I recently listened to a sermon by C. J. Mahaney entitled, “Don’t Waste Your Sport.” If you know Mahaney at all, you already know that it was fantastic; if not, you need to find it on the Sovereign Grace website (http://www.sovereigngracestore.com/Product/O9245-00-41/Don_t_Waste_Your_Sports_DVD.aspx) or buy the corresponding book on Amazon.com (http://www.amazon.com/Dont-Waste-Your-Sports-Mahaney/dp/1433522470) – you won’t regret it. Most of this post is not original to me, but the content is so fantastic that I can’t help but use this platform to spread the truth.
In coaching, I hear many colleagues talk about players that are selfish, arrogant, or bad teammates. Pat Riley wrote a book talking about the destruction of a team being finalized when that team acquires “The Disease of Me.” It doesn’t take long listening to popular sportscasters to hear phrases like ‘they lack chemistry’, ‘that guy is just a cancer’, or my personal favorite, ‘he’s just not a good locker room guy.’ The problem with all of these examples is that they lack clarity. How exactly do you define a cancerous teammate, a selfish player, or bad locker room guy? Mahaney addresses this issue with a terrifically concise list of attributes of a humble athlete.

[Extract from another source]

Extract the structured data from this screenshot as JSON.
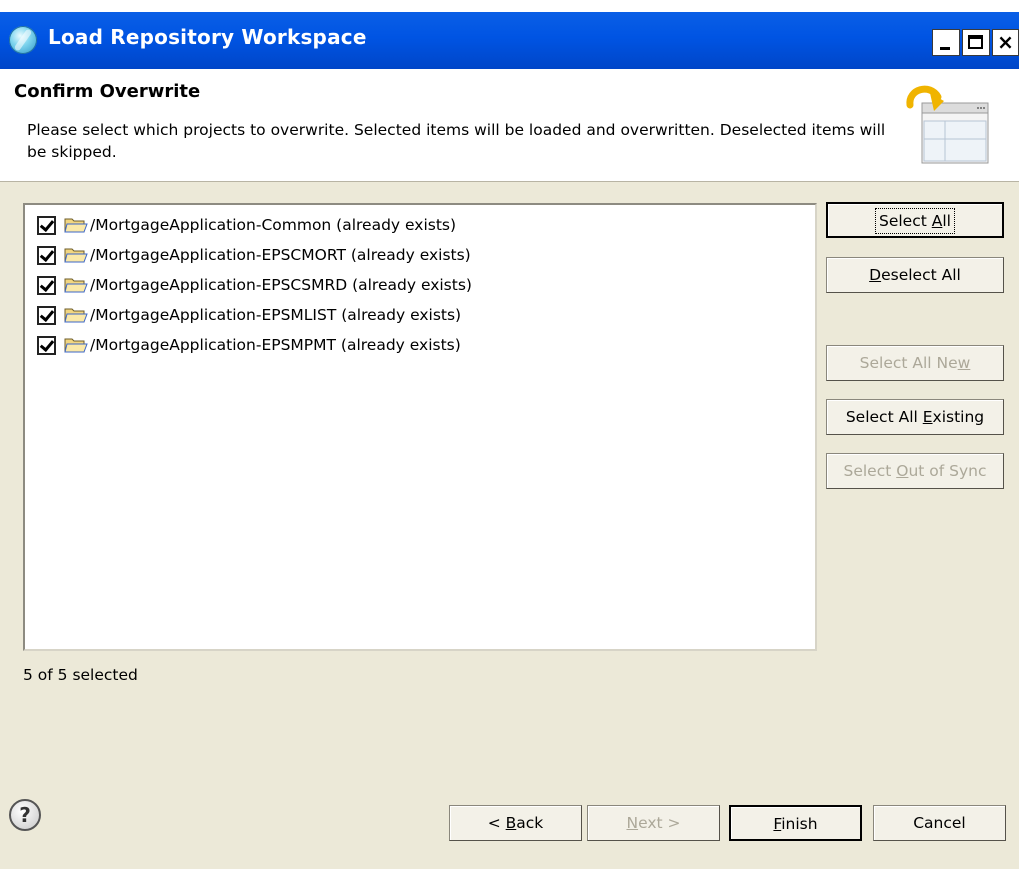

The humble athlete …
- Pursues and welcomes the correction and critique of both coaches and teammates
- Recognizes his/her limitations
- Understands that scoring is a process that involves others
- Encourages his teammates
- Is gracious in defeat and modest in victory
- Is respectful of coaches and referees, even when their decisions appear to be poor
- Transfers the glory of all athletic accomplishment to God, refusing to allow others to assign the glory to himself
Most often I see #1 violated when people assume that if they can take correction, they are a leader and are humble. But read it again. The humble athlete doesn’t merely take correction, he/she pursues and desires it.
#3 is particularly evident in soccer, as the goal-scoring player routinely sprints as fast as possible away from his teammates after scoring. To be sure, basketball possesses no immunity here, and anyone following Puig-Mania in Los Angeles has seen it spill over into baseball.
Finally, I really appreciate how Mahaney closes with #7. It’s not just that humble players look to transfer glory to God when they are publicly and/or privately lauded, it’s that they actually refuse to accept that glory when others attempt to assign it to the athlete. This is not easy, and certainly is a rarity, but nonetheless an excellent point.
Share this with your team, whether you are a player or a coach. But more importantly, consider the team you are on, and evaluate yourself. “The unexamined life is not worth living.”